(AVAILABLE RECORDS):

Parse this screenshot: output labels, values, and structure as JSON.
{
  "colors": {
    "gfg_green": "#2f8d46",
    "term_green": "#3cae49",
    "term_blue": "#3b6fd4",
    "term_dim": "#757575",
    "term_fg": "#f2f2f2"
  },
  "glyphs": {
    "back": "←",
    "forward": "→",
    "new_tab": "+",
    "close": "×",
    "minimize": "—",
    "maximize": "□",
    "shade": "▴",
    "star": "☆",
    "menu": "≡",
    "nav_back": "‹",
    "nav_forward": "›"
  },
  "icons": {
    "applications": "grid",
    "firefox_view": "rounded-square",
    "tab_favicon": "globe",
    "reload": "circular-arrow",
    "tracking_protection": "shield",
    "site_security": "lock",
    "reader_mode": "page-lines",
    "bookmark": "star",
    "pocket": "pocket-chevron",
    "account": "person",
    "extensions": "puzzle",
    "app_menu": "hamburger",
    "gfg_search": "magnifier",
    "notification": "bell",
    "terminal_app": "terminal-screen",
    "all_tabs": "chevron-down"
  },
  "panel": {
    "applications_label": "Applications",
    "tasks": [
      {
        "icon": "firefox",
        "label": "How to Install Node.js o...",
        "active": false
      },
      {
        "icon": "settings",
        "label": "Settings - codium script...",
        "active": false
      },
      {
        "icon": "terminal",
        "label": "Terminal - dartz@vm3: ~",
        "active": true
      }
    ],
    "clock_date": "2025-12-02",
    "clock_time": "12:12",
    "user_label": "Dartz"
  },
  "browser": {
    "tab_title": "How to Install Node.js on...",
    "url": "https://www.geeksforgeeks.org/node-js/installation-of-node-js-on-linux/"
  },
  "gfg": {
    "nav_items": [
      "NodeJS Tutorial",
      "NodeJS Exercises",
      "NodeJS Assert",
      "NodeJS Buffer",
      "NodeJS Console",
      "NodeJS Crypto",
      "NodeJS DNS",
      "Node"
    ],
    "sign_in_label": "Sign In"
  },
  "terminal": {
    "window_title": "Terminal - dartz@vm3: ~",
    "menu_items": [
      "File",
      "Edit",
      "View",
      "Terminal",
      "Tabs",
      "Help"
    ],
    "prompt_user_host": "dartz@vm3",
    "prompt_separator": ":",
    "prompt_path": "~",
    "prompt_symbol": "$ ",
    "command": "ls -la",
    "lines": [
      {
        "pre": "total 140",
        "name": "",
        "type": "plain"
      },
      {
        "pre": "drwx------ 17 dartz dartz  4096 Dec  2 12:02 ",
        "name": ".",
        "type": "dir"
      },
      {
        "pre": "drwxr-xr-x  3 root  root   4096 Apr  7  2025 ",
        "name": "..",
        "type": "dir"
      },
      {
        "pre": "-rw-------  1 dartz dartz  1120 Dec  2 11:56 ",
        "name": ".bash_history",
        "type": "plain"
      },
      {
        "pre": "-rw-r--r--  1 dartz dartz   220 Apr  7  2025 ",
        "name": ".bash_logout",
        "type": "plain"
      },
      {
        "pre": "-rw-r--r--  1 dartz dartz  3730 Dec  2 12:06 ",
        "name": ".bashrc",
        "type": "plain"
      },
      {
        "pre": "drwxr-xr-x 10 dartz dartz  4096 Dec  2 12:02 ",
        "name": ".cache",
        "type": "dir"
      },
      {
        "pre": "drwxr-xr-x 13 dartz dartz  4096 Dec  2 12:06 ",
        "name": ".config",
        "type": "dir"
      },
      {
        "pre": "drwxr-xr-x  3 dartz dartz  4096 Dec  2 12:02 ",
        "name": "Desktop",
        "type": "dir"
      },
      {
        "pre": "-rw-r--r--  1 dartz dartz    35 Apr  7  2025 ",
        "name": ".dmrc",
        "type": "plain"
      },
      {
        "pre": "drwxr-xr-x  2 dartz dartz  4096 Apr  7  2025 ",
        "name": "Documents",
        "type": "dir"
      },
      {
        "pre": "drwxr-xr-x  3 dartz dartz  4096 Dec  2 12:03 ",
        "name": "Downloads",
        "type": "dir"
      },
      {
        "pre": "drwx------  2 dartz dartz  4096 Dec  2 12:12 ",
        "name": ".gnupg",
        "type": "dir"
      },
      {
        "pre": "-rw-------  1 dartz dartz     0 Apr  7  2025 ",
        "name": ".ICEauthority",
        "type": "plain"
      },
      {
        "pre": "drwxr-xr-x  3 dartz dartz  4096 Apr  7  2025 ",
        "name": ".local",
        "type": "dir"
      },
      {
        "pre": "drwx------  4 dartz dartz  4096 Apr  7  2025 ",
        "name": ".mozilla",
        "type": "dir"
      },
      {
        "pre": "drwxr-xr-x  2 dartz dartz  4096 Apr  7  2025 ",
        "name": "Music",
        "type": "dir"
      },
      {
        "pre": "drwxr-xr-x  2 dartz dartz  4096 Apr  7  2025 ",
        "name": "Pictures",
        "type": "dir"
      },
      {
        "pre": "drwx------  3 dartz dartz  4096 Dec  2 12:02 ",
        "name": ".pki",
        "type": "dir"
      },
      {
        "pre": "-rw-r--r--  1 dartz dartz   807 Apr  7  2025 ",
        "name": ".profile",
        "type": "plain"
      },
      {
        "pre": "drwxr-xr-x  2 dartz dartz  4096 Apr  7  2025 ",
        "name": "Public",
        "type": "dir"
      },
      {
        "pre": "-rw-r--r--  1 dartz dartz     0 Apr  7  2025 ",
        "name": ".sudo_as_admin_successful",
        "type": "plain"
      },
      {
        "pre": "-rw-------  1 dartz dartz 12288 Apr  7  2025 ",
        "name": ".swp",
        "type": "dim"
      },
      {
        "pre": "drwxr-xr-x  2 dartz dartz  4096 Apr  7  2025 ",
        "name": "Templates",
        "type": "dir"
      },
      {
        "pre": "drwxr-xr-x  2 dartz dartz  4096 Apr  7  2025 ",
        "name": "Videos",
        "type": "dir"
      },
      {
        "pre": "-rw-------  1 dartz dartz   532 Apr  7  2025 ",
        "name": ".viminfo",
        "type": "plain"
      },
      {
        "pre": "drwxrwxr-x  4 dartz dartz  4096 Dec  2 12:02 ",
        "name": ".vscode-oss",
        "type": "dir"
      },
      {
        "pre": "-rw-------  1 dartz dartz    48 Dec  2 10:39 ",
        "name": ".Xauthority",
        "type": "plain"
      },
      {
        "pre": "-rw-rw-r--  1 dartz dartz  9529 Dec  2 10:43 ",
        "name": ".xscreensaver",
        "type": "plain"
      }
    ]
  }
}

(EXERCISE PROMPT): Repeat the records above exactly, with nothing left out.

(TASK SOLUTION):
Parse this screenshot: output labels, values, and structure as JSON.
{
  "colors": {
    "gfg_green": "#2f8d46",
    "term_green": "#3cae49",
    "term_blue": "#3b6fd4",
    "term_dim": "#757575",
    "term_fg": "#f2f2f2"
  },
  "glyphs": {
    "back": "←",
    "forward": "→",
    "new_tab": "+",
    "close": "×",
    "minimize": "—",
    "maximize": "□",
    "shade": "▴",
    "star": "☆",
    "menu": "≡",
    "nav_back": "‹",
    "nav_forward": "›"
  },
  "icons": {
    "applications": "grid",
    "firefox_view": "rounded-square",
    "tab_favicon": "globe",
    "reload": "circular-arrow",
    "tracking_protection": "shield",
    "site_security": "lock",
    "reader_mode": "page-lines",
    "bookmark": "star",
    "pocket": "pocket-chevron",
    "account": "person",
    "extensions": "puzzle",
    "app_menu": "hamburger",
    "gfg_search": "magnifier",
    "notification": "bell",
    "terminal_app": "terminal-screen",
    "all_tabs": "chevron-down"
  },
  "panel": {
    "applications_label": "Applications",
    "tasks": [
      {
        "icon": "firefox",
        "label": "How to Install Node.js o...",
        "active": false
      },
      {
        "icon": "settings",
        "label": "Settings - codium script...",
        "active": false
      },
      {
        "icon": "terminal",
        "label": "Terminal - dartz@vm3: ~",
        "active": true
      }
    ],
    "clock_date": "2025-12-02",
    "clock_time": "12:12",
    "user_label": "Dartz"
  },
  "browser": {
    "tab_title": "How to Install Node.js on...",
    "url": "https://www.geeksforgeeks.org/node-js/installation-of-node-js-on-linux/"
  },
  "gfg": {
    "nav_items": [
      "NodeJS Tutorial",
      "NodeJS Exercises",
      "NodeJS Assert",
      "NodeJS Buffer",
      "NodeJS Console",
      "NodeJS Crypto",
      "NodeJS DNS",
      "Node"
    ],
    "sign_in_label": "Sign In"
  },
  "terminal": {
    "window_title": "Terminal - dartz@vm3: ~",
    "menu_items": [
      "File",
      "Edit",
      "View",
      "Terminal",
      "Tabs",
      "Help"
    ],
    "prompt_user_host": "dartz@vm3",
    "prompt_separator": ":",
    "prompt_path": "~",
    "prompt_symbol": "$ ",
    "command": "ls -la",
    "lines": [
      {
        "pre": "total 140",
        "name": "",
        "type": "plain"
      },
      {
        "pre": "drwx------ 17 dartz dartz  4096 Dec  2 12:02 ",
        "name": ".",
        "type": "dir"
      },
      {
        "pre": "drwxr-xr-x  3 root  root   4096 Apr  7  2025 ",
        "name": "..",
        "type": "dir"
      },
      {
        "pre": "-rw-------  1 dartz dartz  1120 Dec  2 11:56 ",
        "name": ".bash_history",
        "type": "plain"
      },
      {
        "pre": "-rw-r--r--  1 dartz dartz   220 Apr  7  2025 ",
        "name": ".bash_logout",
        "type": "plain"
      },
      {
        "pre": "-rw-r--r--  1 dartz dartz  3730 Dec  2 12:06 ",
        "name": ".bashrc",
        "type": "plain"
      },
      {
        "pre": "drwxr-xr-x 10 dartz dartz  4096 Dec  2 12:02 ",
        "name": ".cache",
        "type": "dir"
      },
      {
        "pre": "drwxr-xr-x 13 dartz dartz  4096 Dec  2 12:06 ",
        "name": ".config",
        "type": "dir"
      },
      {
        "pre": "drwxr-xr-x  3 dartz dartz  4096 Dec  2 12:02 ",
        "name": "Desktop",
        "type": "dir"
      },
      {
        "pre": "-rw-r--r--  1 dartz dartz    35 Apr  7  2025 ",
        "name": ".dmrc",
        "type": "plain"
      },
      {
        "pre": "drwxr-xr-x  2 dartz dartz  4096 Apr  7  2025 ",
        "name": "Documents",
        "type": "dir"
      },
      {
        "pre": "drwxr-xr-x  3 dartz dartz  4096 Dec  2 12:03 ",
        "name": "Downloads",
        "type": "dir"
      },
      {
        "pre": "drwx------  2 dartz dartz  4096 Dec  2 12:12 ",
        "name": ".gnupg",
        "type": "dir"
      },
      {
        "pre": "-rw-------  1 dartz dartz     0 Apr  7  2025 ",
        "name": ".ICEauthority",
        "type": "plain"
      },
      {
        "pre": "drwxr-xr-x  3 dartz dartz  4096 Apr  7  2025 ",
        "name": ".local",
        "type": "dir"
      },
      {
        "pre": "drwx------  4 dartz dartz  4096 Apr  7  2025 ",
        "name": ".mozilla",
        "type": "dir"
      },
      {
        "pre": "drwxr-xr-x  2 dartz dartz  4096 Apr  7  2025 ",
        "name": "Music",
        "type": "dir"
      },
      {
        "pre": "drwxr-xr-x  2 dartz dartz  4096 Apr  7  2025 ",
        "name": "Pictures",
        "type": "dir"
      },
      {
        "pre": "drwx------  3 dartz dartz  4096 Dec  2 12:02 ",
        "name": ".pki",
        "type": "dir"
      },
      {
        "pre": "-rw-r--r--  1 dartz dartz   807 Apr  7  2025 ",
        "name": ".profile",
        "type": "plain"
      },
      {
        "pre": "drwxr-xr-x  2 dartz dartz  4096 Apr  7  2025 ",
        "name": "Public",
        "type": "dir"
      },
      {
        "pre": "-rw-r--r--  1 dartz dartz     0 Apr  7  2025 ",
        "name": ".sudo_as_admin_successful",
        "type": "plain"
      },
      {
        "pre": "-rw-------  1 dartz dartz 12288 Apr  7  2025 ",
        "name": ".swp",
        "type": "dim"
      },
      {
        "pre": "drwxr-xr-x  2 dartz dartz  4096 Apr  7  2025 ",
        "name": "Templates",
        "type": "dir"
      },
      {
        "pre": "drwxr-xr-x  2 dartz dartz  4096 Apr  7  2025 ",
        "name": "Videos",
        "type": "dir"
      },
      {
        "pre": "-rw-------  1 dartz dartz   532 Apr  7  2025 ",
        "name": ".viminfo",
        "type": "plain"
      },
      {
        "pre": "drwxrwxr-x  4 dartz dartz  4096 Dec  2 12:02 ",
        "name": ".vscode-oss",
        "type": "dir"
      },
      {
        "pre": "-rw-------  1 dartz dartz    48 Dec  2 10:39 ",
        "name": ".Xauthority",
        "type": "plain"
      },
      {
        "pre": "-rw-rw-r--  1 dartz dartz  9529 Dec  2 10:43 ",
        "name": ".xscreensaver",
        "type": "plain"
      }
    ]
  }
}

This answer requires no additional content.